    3. The Rhogam shot is said to cause autoimmune diseases in both mother and baby, and sometimes autism in the baby.

    4. I am Rh negative and my daughter of 8years old is Rh positive thanks to her father....I have had no issues with her and is faily healthy...she gets cold and flu just ad regular as other children, no learning disabilities or any other problems, depicted thr fact I'm rh negative and her a positive and after having the antigen shot

    5. Tau Tia L Douglass,
      I am Rh negative and so are all of my children, when I was pregnant with my first, the idiot dr gave me a Rhogam shot while pregnant, my first born has autism. He was born and is Rh negative which means the shot was unnecessary.
      I never let them give me the shot again.

  3. I was given the shot once. What does it do exactly?

    1. The Rhogam shot is said to cause autoimmune diseases in both mother and baby, and sometimes autism in the baby.

  4. My mother has rh- blood, my father has rh+. I was born healthy with rh- blood. My brother rh+ was a blue baby and required medical assistance after birth. He now has autoimmune issues, although this could be down to my mother developing auto immune issues after his birth (so genetically passed down from her) rather than the rhogam shot. My sister rh+ did not have any complications at birth, but does have a mild form of autism and ADHD and has had other medical problems since puberty. But again, it is impossible to know whether this was simply an inherited problem and I was just lucky.

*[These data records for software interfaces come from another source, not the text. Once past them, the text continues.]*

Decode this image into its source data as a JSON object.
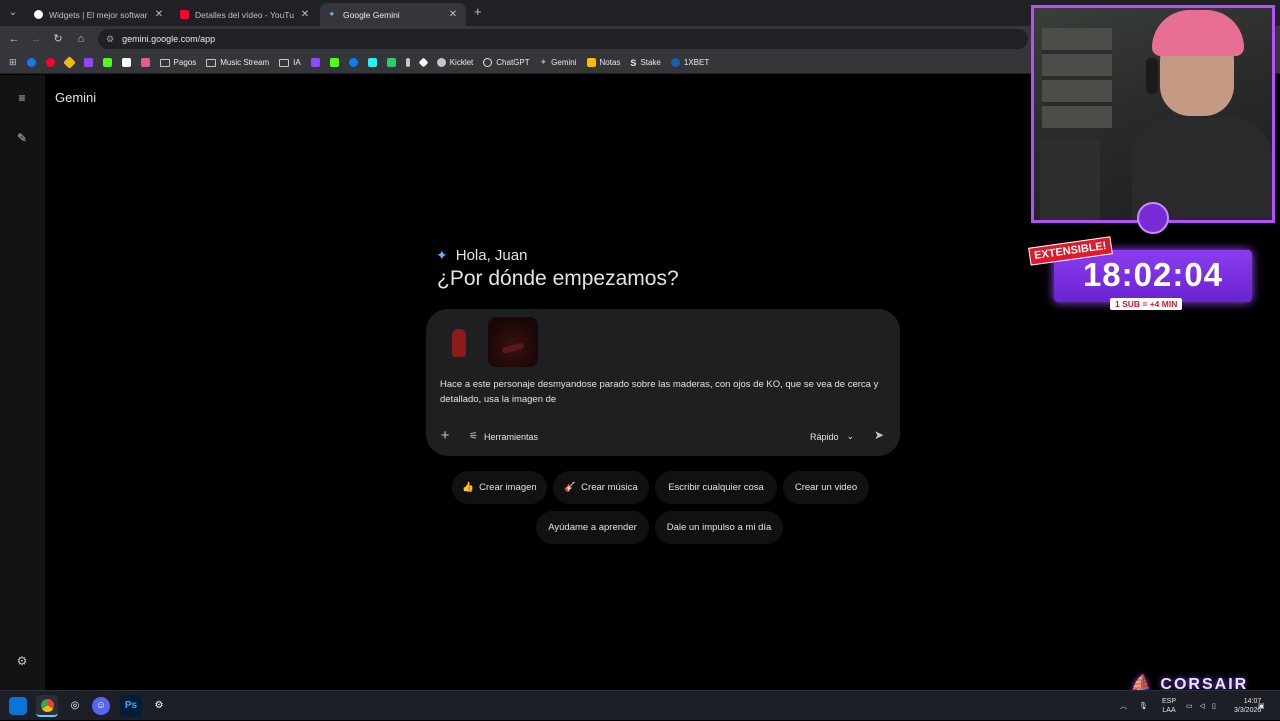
{
  "browser": {
    "tabs": [
      {
        "title": "Widgets | El mejor software para",
        "favicon_color": "#ffffff",
        "active": false
      },
      {
        "title": "Detalles del vídeo - YouTube Studio",
        "favicon_color": "#ff0033",
        "active": false
      },
      {
        "title": "Google Gemini",
        "favicon_color": "#6fa8f5",
        "active": true
      }
    ],
    "url": "gemini.google.com/app",
    "bookmarks": [
      {
        "label": "",
        "color": "#1877f2"
      },
      {
        "label": "",
        "color": "#ff0033"
      },
      {
        "label": "",
        "color": "#f0b90b"
      },
      {
        "label": "",
        "color": "#9146ff"
      },
      {
        "label": "",
        "color": "#53fc18"
      },
      {
        "label": "",
        "color": "#ffffff"
      },
      {
        "label": "",
        "color": "#e05d9a"
      },
      {
        "label": "Pagos",
        "folder": true
      },
      {
        "label": "Music Stream",
        "folder": true
      },
      {
        "label": "IA",
        "folder": true
      },
      {
        "label": "",
        "color": "#9146ff"
      },
      {
        "label": "",
        "color": "#53fc18"
      },
      {
        "label": "",
        "color": "#0081fb"
      },
      {
        "label": "",
        "color": "#25f4ee"
      },
      {
        "label": "",
        "color": "#2ecc71"
      },
      {
        "label": "",
        "color": "#c4c7c5"
      },
      {
        "label": "",
        "color": "#ffffff"
      },
      {
        "label": "Kicklet",
        "color": "#c4c7c5"
      },
      {
        "label": "ChatGPT",
        "color": "#e8eaed"
      },
      {
        "label": "Gemini",
        "color": "#6fa8f5"
      },
      {
        "label": "Notas",
        "color": "#fbbc04"
      },
      {
        "label": "Stake",
        "color": "#e8eaed"
      },
      {
        "label": "1XBET",
        "color": "#1a5fb4"
      }
    ]
  },
  "app": {
    "brand": "Gemini",
    "greeting": "Hola, Juan",
    "headline": "¿Por dónde empezamos?",
    "prompt_text": "Hace a este personaje desmyandose parado sobre las maderas, con ojos de KO, que se vea de cerca y detallado, usa la imagen de",
    "tools_label": "Herramientas",
    "mode_label": "Rápido",
    "chips": [
      {
        "icon": "👍",
        "label": "Crear imagen"
      },
      {
        "icon": "🎸",
        "label": "Crear música"
      },
      {
        "icon": "",
        "label": "Escribir cualquier cosa"
      },
      {
        "icon": "",
        "label": "Crear un video"
      },
      {
        "icon": "",
        "label": "Ayúdame a aprender"
      },
      {
        "icon": "",
        "label": "Dale un impulso a mi día"
      }
    ]
  },
  "overlay": {
    "timer": "18:02:04",
    "badge": "EXTENSIBLE!",
    "sub_note": "1 SUB = +4 MIN",
    "sponsor": "CORSAIR"
  },
  "taskbar": {
    "lang_1": "ESP",
    "lang_2": "LAA",
    "time": "14:07",
    "date": "3/3/2026"
  }
}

  5. My mom is a negative and my father was a positive(hybrid). My oldest sister is a positive and my 2 brothers and I are negatives. My mom had six miscarriages in between us.